- Vaccination is a step towards normalcy; if enough Nevadans are vaccinated, it will help enable our businesses, restaurants, schools, and casinos to stay open.
- As of Dec. 7, Nevada has reported 170,587 total cases of COVID-19 and 2,319 total deaths.
- An effective vaccine will protect people by lowering their chances of getting COVID-19 if they’re exposed to the coronavirus.
- As of Sept. 27, 2020, there were more than 200 vaccine candidates in preclinical and clinical development globally, including 11 in phase 3 trials.
- Vaccine clinical trials for the approved Pfizer vaccine has demonstrated 95 percent efficacy in clinical trials, meaning 95% of those vaccinated for COVID-19 did not get sick with the disease.
- Widespread vaccination can end this pandemic, as it has historically done with diseases like smallpox, polio, and measles.
Step-by-step approval process
Spring 2020: Scientists began conducting lab research for a COVID-19 vaccine candidate followed by pre-clinical tests on lab animals. Both Pfizer and Moderna utilized a long-studied, but yet to be used vaccine technology, messenger RNA (mRNA.) Companies submitted results to the Food and Drug Administration (FDA) in the form of an Investigational New Drug application (IND). FDA assessed lab practices, product quality and safety, and manufacturing ability, and determined it was safe for testing in people, granting IND approval.

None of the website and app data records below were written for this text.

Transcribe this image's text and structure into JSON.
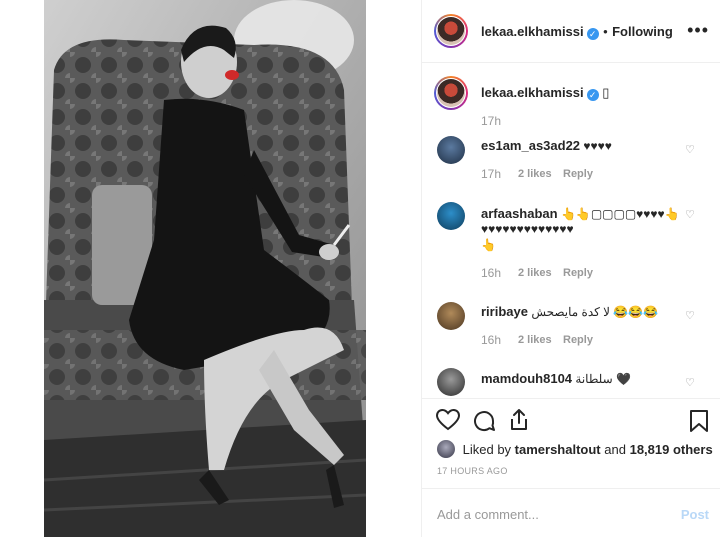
{
  "post": {
    "author": "lekaa.elkhamissi",
    "follow_status": "Following",
    "caption_emoji": "▯",
    "caption_time": "17h"
  },
  "comments": [
    {
      "user": "es1am_as3ad22",
      "text": "♥♥♥♥",
      "time": "17h",
      "likes": "2 likes",
      "reply": "Reply"
    },
    {
      "user": "arfaashaban",
      "text": "👆👆▢▢▢▢♥♥♥♥👆",
      "text2": "♥♥♥♥♥♥♥♥♥♥♥♥♥",
      "text3": "👆",
      "time": "16h",
      "likes": "2 likes",
      "reply": "Reply"
    },
    {
      "user": "riribaye",
      "text": "لا كدة مايصحش 😂😂😂",
      "time": "16h",
      "likes": "2 likes",
      "reply": "Reply"
    },
    {
      "user": "mamdouh8104",
      "text": "سلطانة 🖤",
      "time": "",
      "likes": "",
      "reply": ""
    }
  ],
  "likes": {
    "prefix": "Liked by",
    "user": "tamershaltout",
    "and": "and",
    "count": "18,819 others"
  },
  "time_ago": "17 HOURS AGO",
  "composer": {
    "placeholder": "Add a comment...",
    "post_label": "Post"
  },
  "icons": {
    "more": "more-options-icon",
    "like": "heart-icon",
    "comment": "comment-icon",
    "share": "share-icon",
    "save": "bookmark-icon"
  }
}
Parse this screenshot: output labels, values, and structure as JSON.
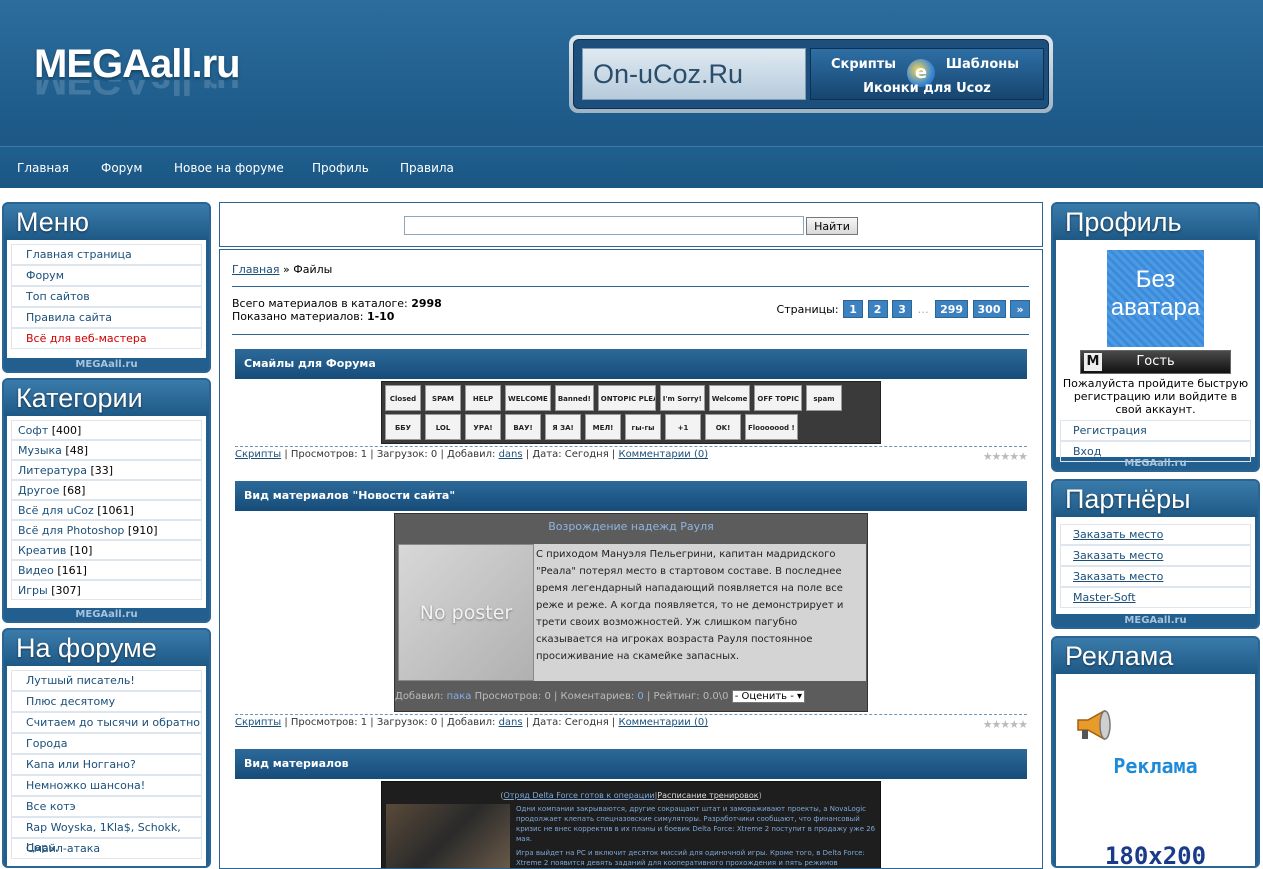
{
  "header": {
    "logo": "MEGAall.ru",
    "banner": {
      "brand": "On-uCoz.Ru",
      "link1": "Скрипты",
      "link2": "Шаблоны",
      "link3": "Иконки для Ucoz"
    }
  },
  "nav": [
    "Главная",
    "Форум",
    "Новое на форуме",
    "Профиль",
    "Правила"
  ],
  "menu": {
    "title": "Меню",
    "items": [
      "Главная страница",
      "Форум",
      "Топ сайтов",
      "Правила сайта",
      "Всё для веб-мастера"
    ],
    "footer": "MEGAall.ru"
  },
  "categories": {
    "title": "Категории",
    "items": [
      {
        "name": "Софт",
        "count": "[400]"
      },
      {
        "name": "Музыка",
        "count": "[48]"
      },
      {
        "name": "Литература",
        "count": "[33]"
      },
      {
        "name": "Другое",
        "count": "[68]"
      },
      {
        "name": "Всё для uCoz",
        "count": "[1061]"
      },
      {
        "name": "Всё для Photoshop",
        "count": "[910]"
      },
      {
        "name": "Креатив",
        "count": "[10]"
      },
      {
        "name": "Видео",
        "count": "[161]"
      },
      {
        "name": "Игры",
        "count": "[307]"
      }
    ],
    "footer": "MEGAall.ru"
  },
  "forum": {
    "title": "На форуме",
    "items": [
      "Лутшый писатель!",
      "Плюс десятому",
      "Считаем до тысячи и обратно",
      "Города",
      "Капа или Ноггано?",
      "Немножко шансона!",
      "Все котэ",
      "Rap Woyska, 1Kla$, Schokk, Царь.",
      "Смайл-атака"
    ]
  },
  "search": {
    "button": "Найти"
  },
  "content": {
    "breadcrumb_home": "Главная",
    "breadcrumb_sep": " » ",
    "breadcrumb_current": "Файлы",
    "total_label": "Всего материалов в каталоге: ",
    "total_value": "2998",
    "shown_label": "Показано материалов: ",
    "shown_value": "1-10",
    "pages_label": "Страницы:",
    "pages": [
      "1",
      "2",
      "3",
      "…",
      "299",
      "300",
      "»"
    ],
    "entries": [
      {
        "title": "Смайлы для Форума",
        "category": "Скрипты",
        "views": " | Просмотров: 1 | Загрузок: 0 | Добавил: ",
        "author": "dans",
        "date": " | Дата: Сегодня | ",
        "comments": "Комментарии (0)"
      },
      {
        "title": "Вид материалов \"Новости сайта\"",
        "category": "Скрипты",
        "views": " | Просмотров: 1 | Загрузок: 0 | Добавил: ",
        "author": "dans",
        "date": " | Дата: Сегодня | ",
        "comments": "Комментарии (0)"
      },
      {
        "title": "Вид материалов"
      }
    ],
    "news_preview": {
      "heading": "Возрождение надежд Рауля",
      "poster": "No poster",
      "text": "С приходом Мануэля Пельегрини, капитан мадридского \"Реала\" потерял место в стартовом составе. В последнее время легендарный нападающий появляется на поле все реже и реже. А когда появляется, то не демонстрирует и трети своих возможностей. Уж слишком пагубно сказывается на игроках возраста Рауля постоянное просиживание на скамейке запасных.",
      "footer_added": "Добавил: ",
      "footer_author": "пака",
      "footer_rest": " Просмотров: 0 | Коментариев: ",
      "footer_comments": "0",
      "footer_rating": " | Рейтинг: 0.0\\0",
      "rate_option": "- Оценить -"
    },
    "game_preview": {
      "link1": "Отряд Delta Force готов к операции",
      "link2": "Расписание тренировок",
      "text1": "Одни компании закрываются, другие сокращают штат и замораживают проекты, а NovaLogic продолжает клепать спецназовские симуляторы. Разработчики сообщают, что финансовый кризис не внес корректив в их планы и боевик Delta Force: Xtreme 2 поступит в продажу уже 26 мая.",
      "text2": "Игра выйдет на PC и включит десяток миссий для одиночной игры. Кроме того, в Delta Force: Xtreme 2 появится девять заданий для кооперативного прохождения и пять режимов"
    },
    "smileys": [
      "Closed",
      "SPAM",
      "HELP",
      "WELCOME",
      "Banned!",
      "ONTOPIC PLEASE",
      "I'm Sorry!",
      "Welcome",
      "OFF TOPIC",
      "spam",
      "ББУ",
      "LOL",
      "УРА!",
      "ВАУ!",
      "Я ЗА!",
      "МЕЛ!",
      "гы-гы",
      "+1",
      "OK!",
      "Flooooood !"
    ]
  },
  "profile": {
    "title": "Профиль",
    "avatar": "Без аватара",
    "user": "Гость",
    "text": "Пожалуйста пройдите быструю регистрацию или войдите в свой аккаунт.",
    "links": [
      "Регистрация",
      "Вход"
    ],
    "footer": "MEGAall.ru"
  },
  "partners": {
    "title": "Партнёры",
    "items": [
      "Заказать место",
      "Заказать место",
      "Заказать место",
      "Master-Soft"
    ],
    "footer": "MEGAall.ru"
  },
  "ads": {
    "title": "Реклама",
    "text": "Реклама",
    "size": "180x200"
  }
}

Summer 2020: Phased clinical trials began. To date, Pfizer has enrolled 43,538 participants in their clinical trial, with 21,769 receiving their vaccine. Moderna has enrolled 30,000, with 15,000 receiving their vaccine.

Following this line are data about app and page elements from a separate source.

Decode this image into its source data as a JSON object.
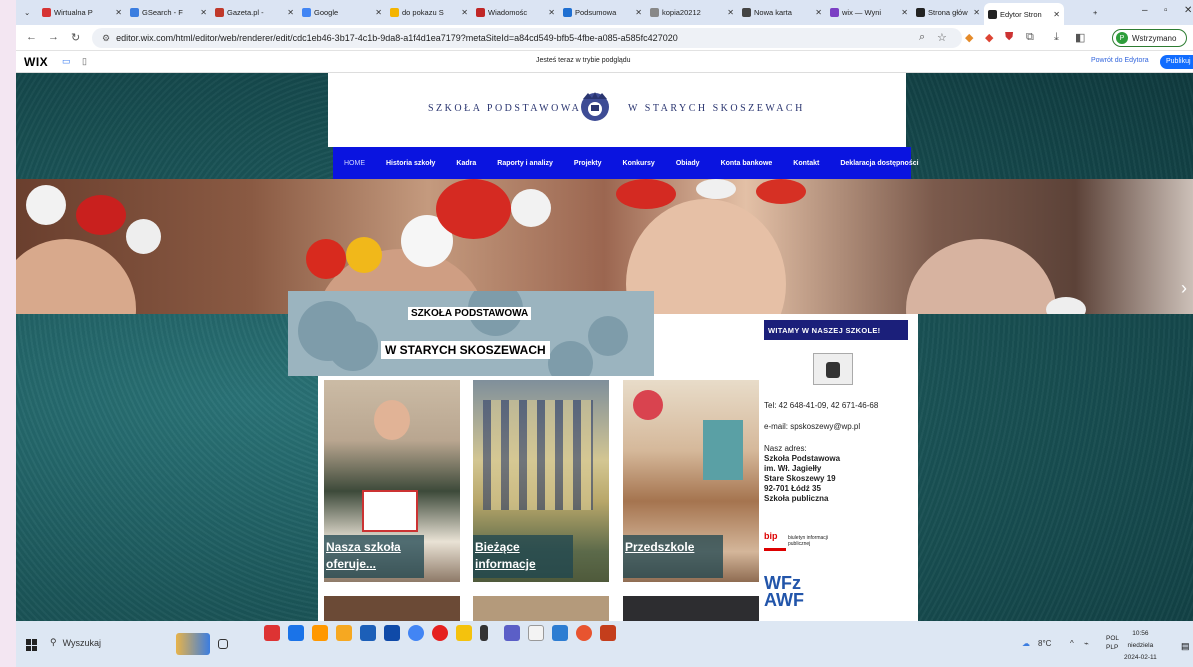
{
  "browser": {
    "tabs": [
      {
        "label": "Wirtualna P",
        "color": "#d63333"
      },
      {
        "label": "GSearch - F",
        "color": "#3a7de0"
      },
      {
        "label": "Gazeta.pl -",
        "color": "#c0392b"
      },
      {
        "label": "Google",
        "color": "#4285f4"
      },
      {
        "label": "do pokazu S",
        "color": "#f4b400"
      },
      {
        "label": "Wiadomośc",
        "color": "#c02626"
      },
      {
        "label": "Podsumowa",
        "color": "#1f6fd1"
      },
      {
        "label": "kopia20212",
        "color": "#888888"
      },
      {
        "label": "Nowa karta",
        "color": "#444444"
      },
      {
        "label": "wix — Wyni",
        "color": "#7b3fc4"
      },
      {
        "label": "Strona głów",
        "color": "#222222"
      },
      {
        "label": "Edytor Stron",
        "color": "#222222"
      }
    ],
    "url": "editor.wix.com/html/editor/web/renderer/edit/cdc1eb46-3b17-4c1b-9da8-a1f4d1ea7179?metaSiteId=a84cd549-bfb5-4fbe-a085-a585fc427020",
    "profile": "Wstrzymano"
  },
  "wix": {
    "logo": "WIX",
    "preview_msg": "Jesteś teraz w trybie podglądu",
    "back": "Powrót do Edytora",
    "publish": "Publikuj"
  },
  "site": {
    "header_left": "SZKOŁA PODSTAWOWA",
    "header_right": "W STARYCH SKOSZEWACH",
    "menu": [
      "HOME",
      "Historia szkoły",
      "Kadra",
      "Raporty i analizy",
      "Projekty",
      "Konkursy",
      "Obiady",
      "Konta bankowe",
      "Kontakt",
      "Deklaracja dostępności"
    ],
    "title_line1": "SZKOŁA PODSTAWOWA",
    "title_line2": "W STARYCH SKOSZEWACH",
    "cards": [
      {
        "caption_l1": "Nasza szkoła",
        "caption_l2": "oferuje..."
      },
      {
        "caption_l1": "Bieżące",
        "caption_l2": "informacje"
      },
      {
        "caption_l1": "Przedszkole",
        "caption_l2": ""
      }
    ],
    "sidebar": {
      "welcome": "WITAMY W NASZEJ SZKOLE!",
      "tel": "Tel:  42 648-41-09, 42 671-46-68",
      "email": "e-mail: spskoszewy@wp.pl",
      "address_label": "Nasz adres:",
      "address": [
        "Szkoła Podstawowa",
        "im. Wł. Jagiełły",
        "Stare Skoszewy 19",
        "92-701 Łódź 35",
        "Szkoła publiczna"
      ],
      "bip_text": "biuletyn informacji publicznej",
      "bip": "bip",
      "wfz_l1": "WFz",
      "wfz_l2": "AWF"
    }
  },
  "taskbar": {
    "search": "Wyszukaj",
    "temp": "8°C",
    "lang1": "POL",
    "lang2": "PLP",
    "time": "10:56",
    "day": "niedziela",
    "date": "2024-02-11"
  }
}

Fall 2020: Clinical trial data is reviewed by the FDA and the Vaccines and Related Biological Products Advisory Committee — outside, independent, technical experts from various scientific and public health disciplines. An Emergency Use Authorization (EUA) was issued to Pfizer on Dec. 10 and to Moderna Dec. 18. The Advisory Committee on Immunization Practices — a federal advisory committee of scientific and medical experts — voted to recommend the Pfizer COVID-19 vaccine for those 16+ years and the Moderna COVID-10 vaccine for those 18+ under EUA.
Winter/Spring 2021: CDC and FDA will provide ongoing vaccine monitoring for safety and provide data and insight to government health agencies, public health partners, and the public.
Program activities are supported by the Nevada State Division of Public and Behavioral Health through Grant Number SG 25050 from Coronavirus Relief Funds from the State of Nevada.